A little over a year after its inception in October 2021, Nigeria’s eNaira has only been adopted by 0.5% of the country’s population.
Legislation recognizing the use of Bitcoin and other cryptocurrencies as a way to stay up with “global standards” will allegedly soon be passed by the Nigerian government.
Following an interview with the chairman of the House of Representatives Committee on Capital Markets, Babangida Ibrahim, Punch Newspapers, a Nigerian publication, broke the news on December 18.
According to the article, the local Securities and Exchange Commission would be able to “recognize bitcoin and other digital monies as capital for investment” if the Investments and Securities Act 2007 (Amendment) Bill were to become law.
Ibrahim emphasized the need for Nigeria to be current with capital market trends and developments:
“Like I said earlier during the second reading, we need an efficient and vibrant capital market in Nigeria. For us to do that, we have to be up to date [with] global practices.”

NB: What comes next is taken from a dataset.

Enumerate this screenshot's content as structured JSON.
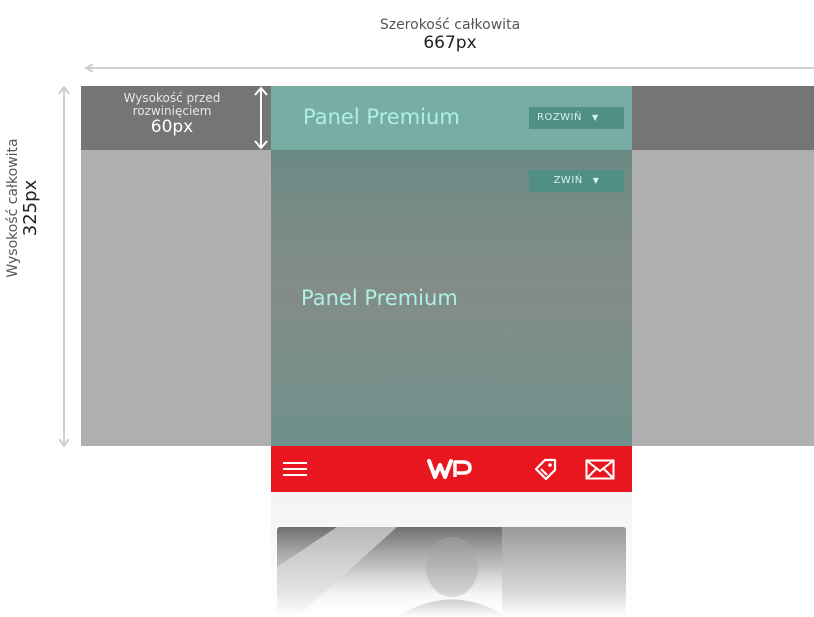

The CBN found that the majority of these investors don’t even have local accounts when bitcoin was first outlawed in Nigeria. Therefore, they fall outside of the CBN’s purview. There is no way for the CBN to check them because they aren’t using local accounts, he said.
The 2007 Investments and Securities Act of Nigeria would be modified if the legislation is approved.
The bill would specify the Central Bank of Nigeria’s (CBN) and Securities Exchange Commission (SEC) (Nigeria) regulatory functions on topics connected to digital currencies in addition to giving legal recognition to Bitcoin and other cryptocurrencies, according to the article.
The eNaira, the digital currency issued by Nigeria’s central bank, has received little to no attention from Nigerians and only has a 0.5% adoption rate as of October, 12 months after its inception.
As usage grew after the ban in February 2021, the Nigerian government’s earlier efforts to suppress cryptocurrency activities may have also been fruitless.
Nigerians were only behind the United States in Bitcoin trade volume from January to August of last year, and at that time, they were more likely to google “Bitcoin” than anyone from any other nation.
An April research report by CoinGecko revealed that Nigerian citizens were the most interested in cryptocurrencies. The intrigue is not surprising given that Nigerians are still trying to combat extreme inflation and a depressed economy.
In September, Nigeria began preliminary negotiations with cryptocurrency exchange Binance to create a crypto-friendly economic zone that will assist local blockchain and cryptocurrency firms.